[Data items]
>>>>
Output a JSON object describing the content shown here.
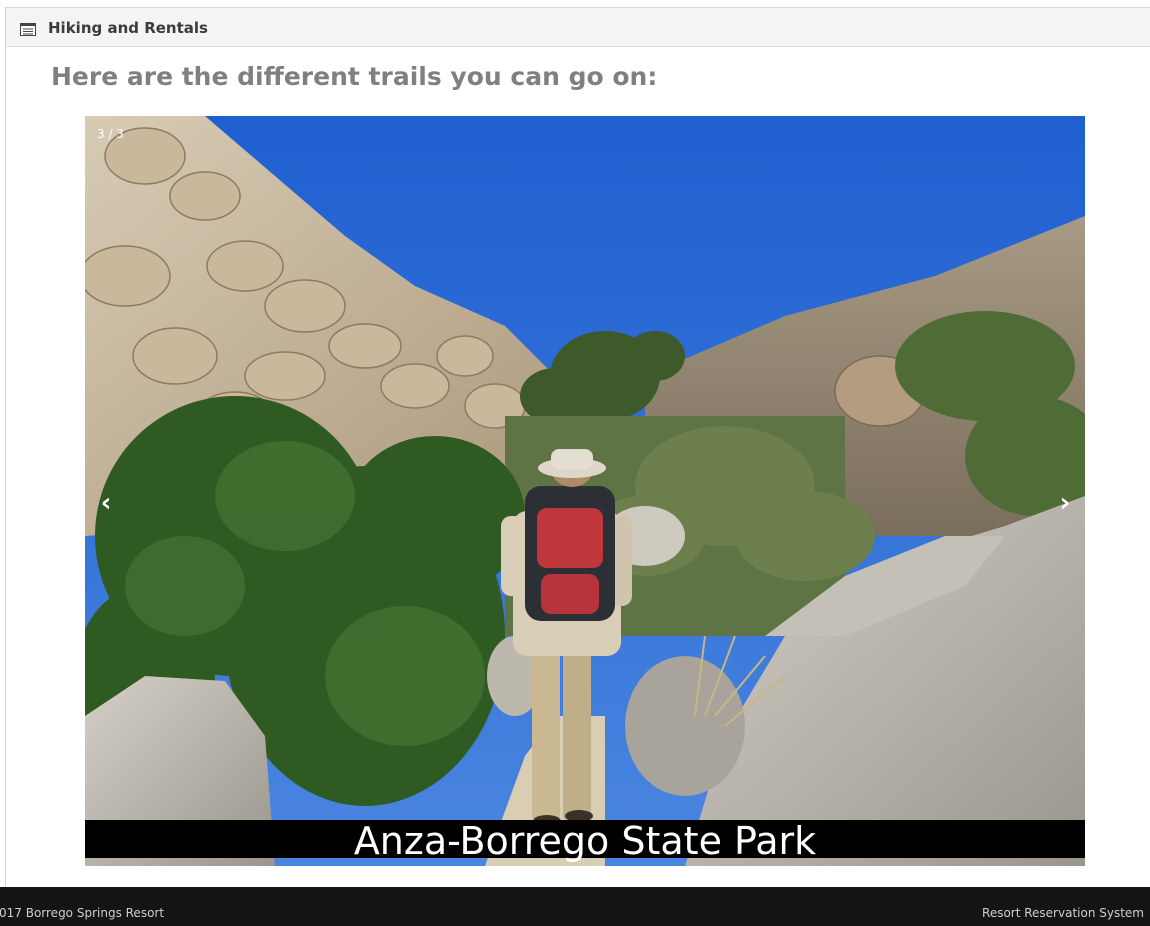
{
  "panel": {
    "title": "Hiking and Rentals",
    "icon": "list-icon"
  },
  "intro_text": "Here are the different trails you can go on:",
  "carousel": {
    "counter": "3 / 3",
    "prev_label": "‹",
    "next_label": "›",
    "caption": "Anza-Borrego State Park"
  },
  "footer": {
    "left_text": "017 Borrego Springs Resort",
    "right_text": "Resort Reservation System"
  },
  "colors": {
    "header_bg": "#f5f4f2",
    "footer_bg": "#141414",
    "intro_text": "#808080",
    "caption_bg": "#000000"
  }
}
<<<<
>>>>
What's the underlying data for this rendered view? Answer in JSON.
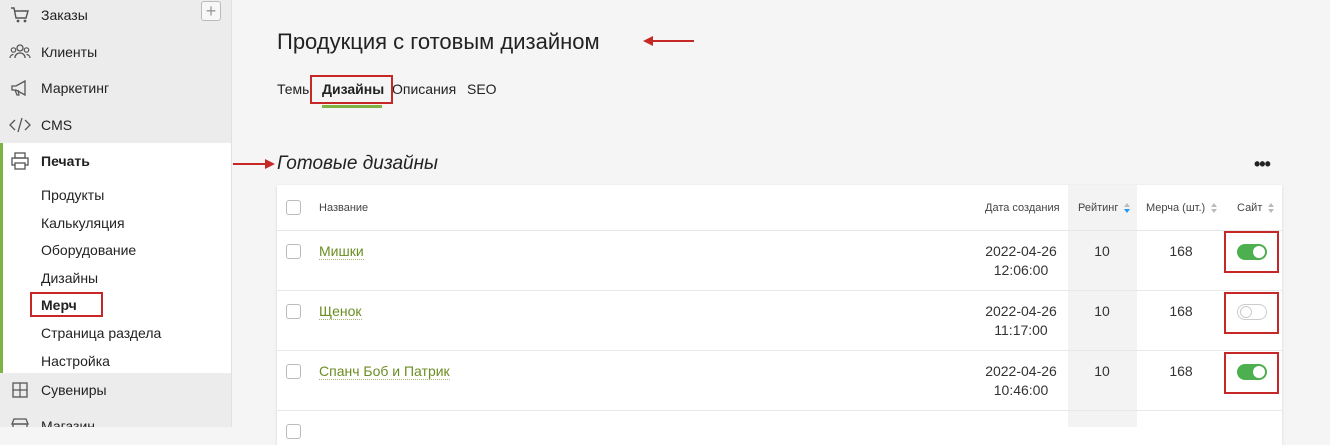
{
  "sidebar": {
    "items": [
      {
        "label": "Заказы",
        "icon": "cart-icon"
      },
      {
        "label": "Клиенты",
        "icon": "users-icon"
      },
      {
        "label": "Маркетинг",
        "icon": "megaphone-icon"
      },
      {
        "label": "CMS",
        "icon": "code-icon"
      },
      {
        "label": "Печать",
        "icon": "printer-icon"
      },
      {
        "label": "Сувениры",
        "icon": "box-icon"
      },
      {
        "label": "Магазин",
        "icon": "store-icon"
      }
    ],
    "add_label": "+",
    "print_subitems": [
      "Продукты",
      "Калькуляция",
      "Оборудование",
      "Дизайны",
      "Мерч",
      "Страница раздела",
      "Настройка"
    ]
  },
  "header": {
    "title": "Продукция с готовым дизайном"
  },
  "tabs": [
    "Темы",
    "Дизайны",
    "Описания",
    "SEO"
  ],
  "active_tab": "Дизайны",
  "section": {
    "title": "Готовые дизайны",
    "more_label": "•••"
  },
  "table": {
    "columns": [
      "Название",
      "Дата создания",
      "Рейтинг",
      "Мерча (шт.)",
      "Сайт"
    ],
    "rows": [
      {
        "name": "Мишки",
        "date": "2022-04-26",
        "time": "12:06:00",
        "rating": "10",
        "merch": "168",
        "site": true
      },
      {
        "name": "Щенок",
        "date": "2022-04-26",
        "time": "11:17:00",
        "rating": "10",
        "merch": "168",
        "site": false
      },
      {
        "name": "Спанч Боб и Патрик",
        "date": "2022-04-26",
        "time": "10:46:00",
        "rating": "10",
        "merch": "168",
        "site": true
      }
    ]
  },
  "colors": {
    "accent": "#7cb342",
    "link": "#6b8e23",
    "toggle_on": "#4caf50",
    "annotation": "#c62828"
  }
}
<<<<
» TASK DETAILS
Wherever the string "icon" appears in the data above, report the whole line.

» ANSWER SPACE
    "icon": "list-icon"
        "icon": "cart-icon"
        "icon": "users-icon"
        "icon": "megaphone-icon"
        "icon": "code-icon"
        "icon": "printer-icon"
        "icon": "box-icon"
        "icon": "store-icon"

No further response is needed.